Respectfully submitted
The Lee’s Summit Conservative

One response to Jobs saved? I truly have to question the logic and numbers.

  1. Zainea November 23rd, 2009 at 10:25 am

    It is economically correct to spend the 3 grand on the mink rather than the 20 grand on the benz. It's opportunity cost the most basic thing, if you spend the 20 grand on the benz that's 20 grand you could have spent elsewhere, that could prove better making the choice not to a good one, or it could prove useless. She can easily get more use out of her car as stated, and spend the 3 grand on the Mink, while allowing for 20 grand to be spend elsewhere in ways that have a great opportunity cost. While the 3 grand on the Mink may not be the best way to spend the money (low opportunity cost) the other 17 grand may have a better use.

    If inventory clears up, then in the long-run, which is what we should focus on, not the short-run that everyone loves to, there will be jobs saved because they will need to restock inventory, because no company will operate with out an inventory, that is logic.

    Focusing on the short-run is like trying to heal a scrape on your kids knee in a day by packing on the neosporin, when we all know its going to take at least a few days if not a week, even with the help of the neosporin. How much time does the neosporin really take off? That is up to debate when it comes to non-physical issues.
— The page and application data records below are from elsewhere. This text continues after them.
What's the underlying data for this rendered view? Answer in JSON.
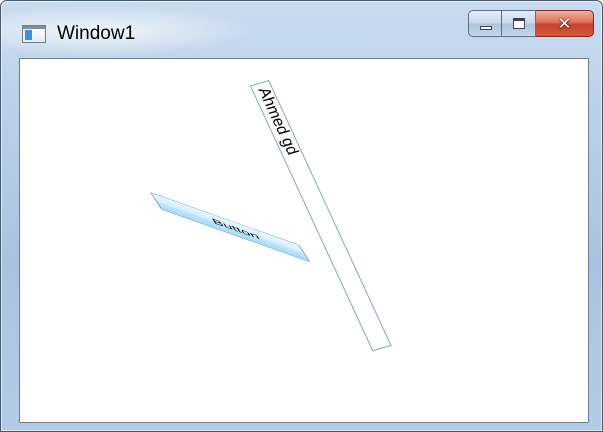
{
  "window": {
    "title": "Window1"
  },
  "controls": {
    "button_label": "Button",
    "textbox_value": "Ahmed gd"
  },
  "icons": {
    "app": "window-app-icon",
    "minimize": "minimize-icon",
    "maximize": "maximize-icon",
    "close": "close-icon"
  },
  "colors": {
    "close_button": "#c4432c",
    "button_fill": "#bee6fd",
    "button_border": "#3c7fb1",
    "client_background": "#ffffff"
  }
}
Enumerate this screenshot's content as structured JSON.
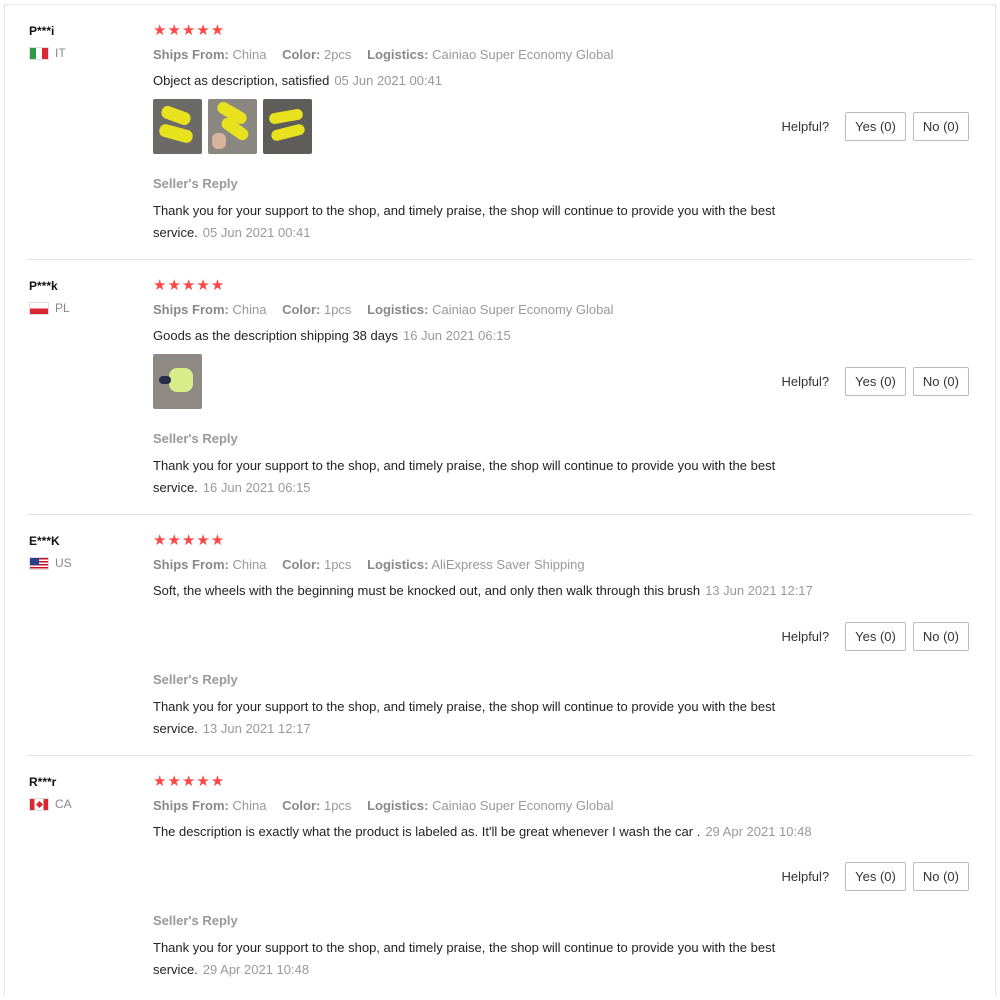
{
  "reviews": [
    {
      "user": "P***i",
      "country": "IT",
      "rating": "★★★★★",
      "ships_label": "Ships From:",
      "ships_value": "China",
      "color_label": "Color:",
      "color_value": "2pcs",
      "logistics_label": "Logistics:",
      "logistics_value": "Cainiao Super Economy Global",
      "text": "Object as description, satisfied",
      "date": "05 Jun 2021 00:41",
      "helpful_label": "Helpful?",
      "yes_label": "Yes (0)",
      "no_label": "No (0)",
      "reply_title": "Seller's Reply",
      "reply_text": "Thank you for your support to the shop, and timely praise, the shop will continue to provide you with the best service.",
      "reply_date": "05 Jun 2021 00:41"
    },
    {
      "user": "P***k",
      "country": "PL",
      "rating": "★★★★★",
      "ships_label": "Ships From:",
      "ships_value": "China",
      "color_label": "Color:",
      "color_value": "1pcs",
      "logistics_label": "Logistics:",
      "logistics_value": "Cainiao Super Economy Global",
      "text": "Goods as the description shipping 38 days",
      "date": "16 Jun 2021 06:15",
      "helpful_label": "Helpful?",
      "yes_label": "Yes (0)",
      "no_label": "No (0)",
      "reply_title": "Seller's Reply",
      "reply_text": "Thank you for your support to the shop, and timely praise, the shop will continue to provide you with the best service.",
      "reply_date": "16 Jun 2021 06:15"
    },
    {
      "user": "E***K",
      "country": "US",
      "rating": "★★★★★",
      "ships_label": "Ships From:",
      "ships_value": "China",
      "color_label": "Color:",
      "color_value": "1pcs",
      "logistics_label": "Logistics:",
      "logistics_value": "AliExpress Saver Shipping",
      "text": "Soft, the wheels with the beginning must be knocked out, and only then walk through this brush",
      "date": "13 Jun 2021 12:17",
      "helpful_label": "Helpful?",
      "yes_label": "Yes (0)",
      "no_label": "No (0)",
      "reply_title": "Seller's Reply",
      "reply_text": "Thank you for your support to the shop, and timely praise, the shop will continue to provide you with the best service.",
      "reply_date": "13 Jun 2021 12:17"
    },
    {
      "user": "R***r",
      "country": "CA",
      "rating": "★★★★★",
      "ships_label": "Ships From:",
      "ships_value": "China",
      "color_label": "Color:",
      "color_value": "1pcs",
      "logistics_label": "Logistics:",
      "logistics_value": "Cainiao Super Economy Global",
      "text": "The description is exactly what the product is labeled as. It'll be great whenever I wash the car .",
      "date": "29 Apr 2021 10:48",
      "helpful_label": "Helpful?",
      "yes_label": "Yes (0)",
      "no_label": "No (0)",
      "reply_title": "Seller's Reply",
      "reply_text": "Thank you for your support to the shop, and timely praise, the shop will continue to provide you with the best service.",
      "reply_date": "29 Apr 2021 10:48"
    }
  ],
  "colors": {
    "star": "#ff4747",
    "muted": "#999999",
    "divider": "#e2e2e2"
  },
  "icons": {
    "flag_it": "italy-flag-icon",
    "flag_pl": "poland-flag-icon",
    "flag_us": "usa-flag-icon",
    "flag_ca": "canada-flag-icon"
  }
}
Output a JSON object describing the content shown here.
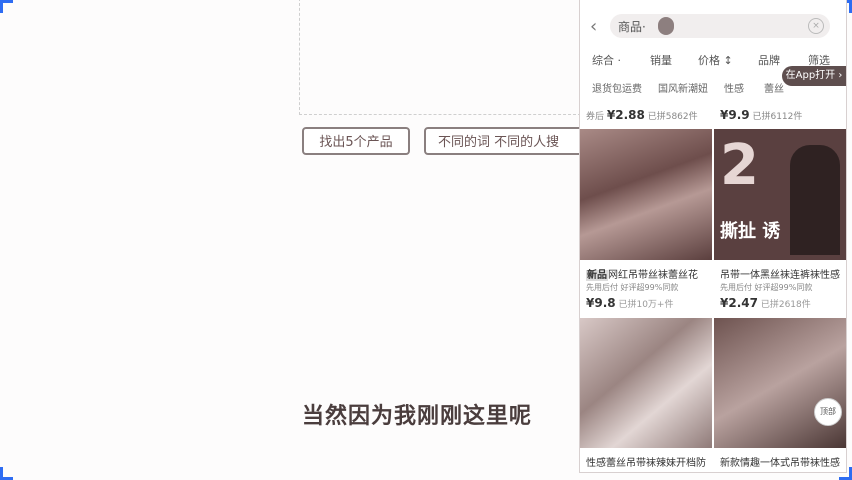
{
  "tags": {
    "t1": "找出5个产品",
    "t2": "不同的词 不同的人搜"
  },
  "subtitle": "当然因为我刚刚这里呢",
  "phone": {
    "category": "商品·",
    "query_chip": "",
    "sort": [
      "综合 ·",
      "销量",
      "价格 ↕",
      "品牌",
      "筛选"
    ],
    "app_open": "在App打开 ›",
    "filters": [
      "退货包运费",
      "国风新潮妞",
      "性感",
      "蕾丝"
    ],
    "prev_row": {
      "left": {
        "label": "券后",
        "price": "¥2.88",
        "sold": "已拼5862件"
      },
      "right": {
        "price": "¥9.9",
        "sold": "已拼6112件"
      }
    },
    "products": [
      {
        "badge": "新品",
        "title": "网红吊带丝袜蕾丝花",
        "note": "先用后付 好评超99%同款",
        "price": "¥9.8",
        "sold": "已拼10万+件"
      },
      {
        "title": "吊带一体黑丝袜连裤袜性感",
        "note": "先用后付 好评超99%同款",
        "price": "¥2.47",
        "sold": "已拼2618件",
        "img_big": "2",
        "img_cap": "撕扯 诱"
      },
      {
        "title": "性感蕾丝吊带袜辣妹开档防"
      },
      {
        "title": "新款情趣一体式吊带袜性感"
      }
    ],
    "float_button": "顶部"
  }
}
Because the economy isn't made up of cells that work together and continually keep the economy growing and repairing, or is it?

    P.S. taxes are a good thing, especially when we have trillions of dollars of debt.
    before you look at the graph below ask yourself "are taxes worse now than in the 80's?" …

    http://gregmankiw.blogspot.com/2009/10/average-marginal-tax-rate.html … as you can see we are down from the 80's.